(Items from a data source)
——————————
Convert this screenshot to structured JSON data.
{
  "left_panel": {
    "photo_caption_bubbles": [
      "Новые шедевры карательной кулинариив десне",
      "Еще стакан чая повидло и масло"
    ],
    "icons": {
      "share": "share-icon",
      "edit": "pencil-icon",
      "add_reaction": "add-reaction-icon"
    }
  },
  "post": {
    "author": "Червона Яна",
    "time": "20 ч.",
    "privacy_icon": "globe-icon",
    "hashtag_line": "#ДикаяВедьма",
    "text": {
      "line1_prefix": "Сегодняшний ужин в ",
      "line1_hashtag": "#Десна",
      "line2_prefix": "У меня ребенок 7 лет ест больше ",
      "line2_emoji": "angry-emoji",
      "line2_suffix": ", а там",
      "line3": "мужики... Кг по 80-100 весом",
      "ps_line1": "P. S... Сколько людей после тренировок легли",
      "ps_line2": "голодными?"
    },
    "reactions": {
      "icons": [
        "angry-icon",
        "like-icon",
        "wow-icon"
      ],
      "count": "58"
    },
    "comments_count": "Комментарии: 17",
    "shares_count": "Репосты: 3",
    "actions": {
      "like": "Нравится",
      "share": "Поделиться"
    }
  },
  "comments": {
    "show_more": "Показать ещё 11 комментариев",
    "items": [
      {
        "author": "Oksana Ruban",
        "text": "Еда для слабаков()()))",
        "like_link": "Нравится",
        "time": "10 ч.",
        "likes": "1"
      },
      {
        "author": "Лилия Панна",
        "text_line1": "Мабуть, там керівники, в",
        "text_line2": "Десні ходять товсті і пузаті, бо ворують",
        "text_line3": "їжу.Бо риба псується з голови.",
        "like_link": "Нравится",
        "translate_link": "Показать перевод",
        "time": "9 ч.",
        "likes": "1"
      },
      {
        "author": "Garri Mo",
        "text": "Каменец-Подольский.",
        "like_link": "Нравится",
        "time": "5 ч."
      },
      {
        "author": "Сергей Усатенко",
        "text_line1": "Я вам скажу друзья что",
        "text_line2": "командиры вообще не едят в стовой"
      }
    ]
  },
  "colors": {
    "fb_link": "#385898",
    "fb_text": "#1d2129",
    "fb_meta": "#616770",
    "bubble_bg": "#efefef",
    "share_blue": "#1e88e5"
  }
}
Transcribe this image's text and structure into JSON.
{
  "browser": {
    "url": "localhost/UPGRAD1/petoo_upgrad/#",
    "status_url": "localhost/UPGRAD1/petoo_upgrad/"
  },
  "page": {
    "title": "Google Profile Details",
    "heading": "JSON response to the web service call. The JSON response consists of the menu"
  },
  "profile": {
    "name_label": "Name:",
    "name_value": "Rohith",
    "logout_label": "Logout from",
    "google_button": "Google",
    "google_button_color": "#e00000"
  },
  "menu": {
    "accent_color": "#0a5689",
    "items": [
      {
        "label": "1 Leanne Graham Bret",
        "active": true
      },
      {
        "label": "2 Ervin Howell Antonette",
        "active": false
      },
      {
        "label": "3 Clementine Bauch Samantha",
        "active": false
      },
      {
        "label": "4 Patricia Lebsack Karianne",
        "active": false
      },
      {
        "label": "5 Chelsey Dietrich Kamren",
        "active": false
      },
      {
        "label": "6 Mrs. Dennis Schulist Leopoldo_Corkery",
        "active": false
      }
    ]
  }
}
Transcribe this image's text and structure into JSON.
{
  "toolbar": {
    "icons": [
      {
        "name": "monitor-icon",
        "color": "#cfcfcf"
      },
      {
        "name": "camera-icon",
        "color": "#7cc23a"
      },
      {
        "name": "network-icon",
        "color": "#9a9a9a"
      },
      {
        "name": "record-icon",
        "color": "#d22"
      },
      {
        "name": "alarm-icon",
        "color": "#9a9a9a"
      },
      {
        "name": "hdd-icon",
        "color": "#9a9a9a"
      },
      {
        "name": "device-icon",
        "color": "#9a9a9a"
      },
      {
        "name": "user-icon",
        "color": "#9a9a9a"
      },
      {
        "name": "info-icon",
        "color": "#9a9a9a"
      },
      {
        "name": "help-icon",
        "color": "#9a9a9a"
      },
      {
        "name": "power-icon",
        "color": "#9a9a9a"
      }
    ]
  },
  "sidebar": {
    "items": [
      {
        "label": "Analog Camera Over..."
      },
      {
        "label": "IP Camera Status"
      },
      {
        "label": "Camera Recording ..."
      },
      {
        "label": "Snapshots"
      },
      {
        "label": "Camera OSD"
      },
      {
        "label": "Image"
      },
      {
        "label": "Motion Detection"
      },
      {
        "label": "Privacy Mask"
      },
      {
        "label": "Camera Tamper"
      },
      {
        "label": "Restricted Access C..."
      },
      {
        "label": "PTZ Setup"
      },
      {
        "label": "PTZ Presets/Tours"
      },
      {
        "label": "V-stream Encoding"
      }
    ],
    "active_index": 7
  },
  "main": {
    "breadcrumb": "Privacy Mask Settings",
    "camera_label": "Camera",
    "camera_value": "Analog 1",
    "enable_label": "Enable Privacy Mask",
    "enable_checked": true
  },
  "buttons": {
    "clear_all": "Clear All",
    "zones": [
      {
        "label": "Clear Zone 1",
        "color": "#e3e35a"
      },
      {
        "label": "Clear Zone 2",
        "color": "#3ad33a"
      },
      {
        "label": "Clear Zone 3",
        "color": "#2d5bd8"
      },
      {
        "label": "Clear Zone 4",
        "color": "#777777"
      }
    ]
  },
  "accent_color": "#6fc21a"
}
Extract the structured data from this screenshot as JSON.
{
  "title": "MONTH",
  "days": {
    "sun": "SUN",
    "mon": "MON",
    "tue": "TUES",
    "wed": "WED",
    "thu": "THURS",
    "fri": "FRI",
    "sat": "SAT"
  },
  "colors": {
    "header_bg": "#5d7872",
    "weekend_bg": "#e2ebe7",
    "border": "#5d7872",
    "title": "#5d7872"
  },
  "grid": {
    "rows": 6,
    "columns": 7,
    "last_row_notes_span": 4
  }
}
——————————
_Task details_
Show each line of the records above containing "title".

_Response_
    "title": "Google Profile Details",
  "title": "MONTH",
    "title": "#5d7872"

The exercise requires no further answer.